I own approximately 18 Bibles, and that number is steadily rising. Bibles are certainly better things to collect than, say… souvenir shot glasses, but why bother? Every time I get excited about a new Bible purchase I start over at Genesis 1:1. And then I get anxiety about having to choose between which Bible to “remove” from my collection and tote around. Plus, there are the impulse buys with the risk of buyer’s remorse (Manga Bible NLT, anyone?) If the most important Bible is the one you read, what practical benefit is there to hoarding so many physical copies of God’s word?

Maybe I just haven’t found “the one.”

Sure, I’ve got my go-to travel Bible. I have my ultra-deluxe Bible that my progeny will someday inherit. I have my wide-margin Bible for jotting theological notes. I have several niche Bibles that fulfill very specific purposes. But what I really want is “one Bible to rule them all.”

As far as I can tell, my dream Bible does not exist. Not yet. But if any Bible publishers are out there reading this, here is my shopping list:

TRANSLATION: New American Standard Bible – forthcoming text update (NASB3?) or the Lexham English Bible (LEB).
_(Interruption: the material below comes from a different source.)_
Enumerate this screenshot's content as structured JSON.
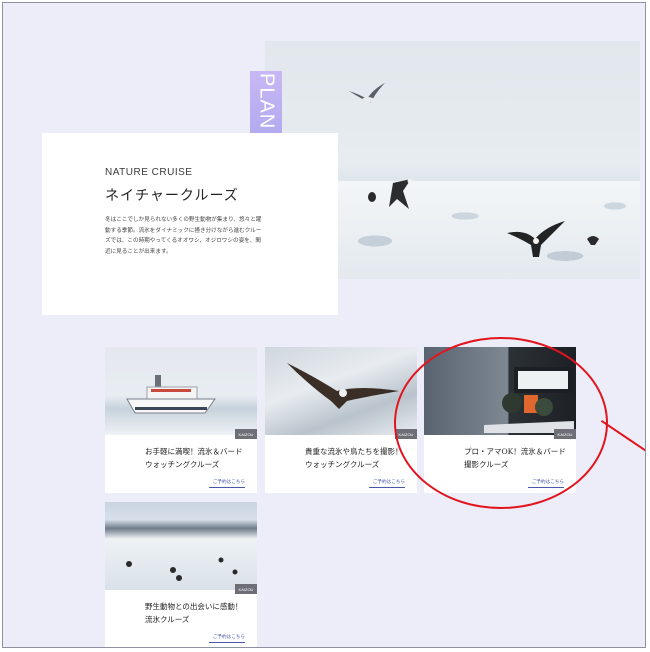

BINDING: Black Highland Goatskin. Smyth Sewn. Semi Yapp. Three ribbon markers. Art gilt.

PAPER: 38 GSM Tervakoski Thinopaque Bible Paper with 84% opacity.

PAGE DIMENSIONS: 9 1/8 x 6 1/4 inches (235 x 160mm).

TEXT: Single-column. Paragraph format. Black text. Line-matching. Ideally, I would like a format identical to the ESV Reader’s Bible except for the inclusion of verse numbers (so perhaps closer to the ESV Single Column Heritage Bible). No text notes, cross-references, section headings, etc.

Nowadays it is possible to approximate certain aspects of my dream Bible using Bible apps and websites. But let’s face it – the perfect Bible should not require batteries, power cables, screen protectors, or WiFi. So, until a visionary publisher or Kickstarter entrepreneur creates my perfect Bible, I will have to keep playing Goldilocks. This one’s paper is too thin… this one crowds the gutter… this one has a lousy text block printed in China… this one has red letters… this one capitalizes divine pronouns…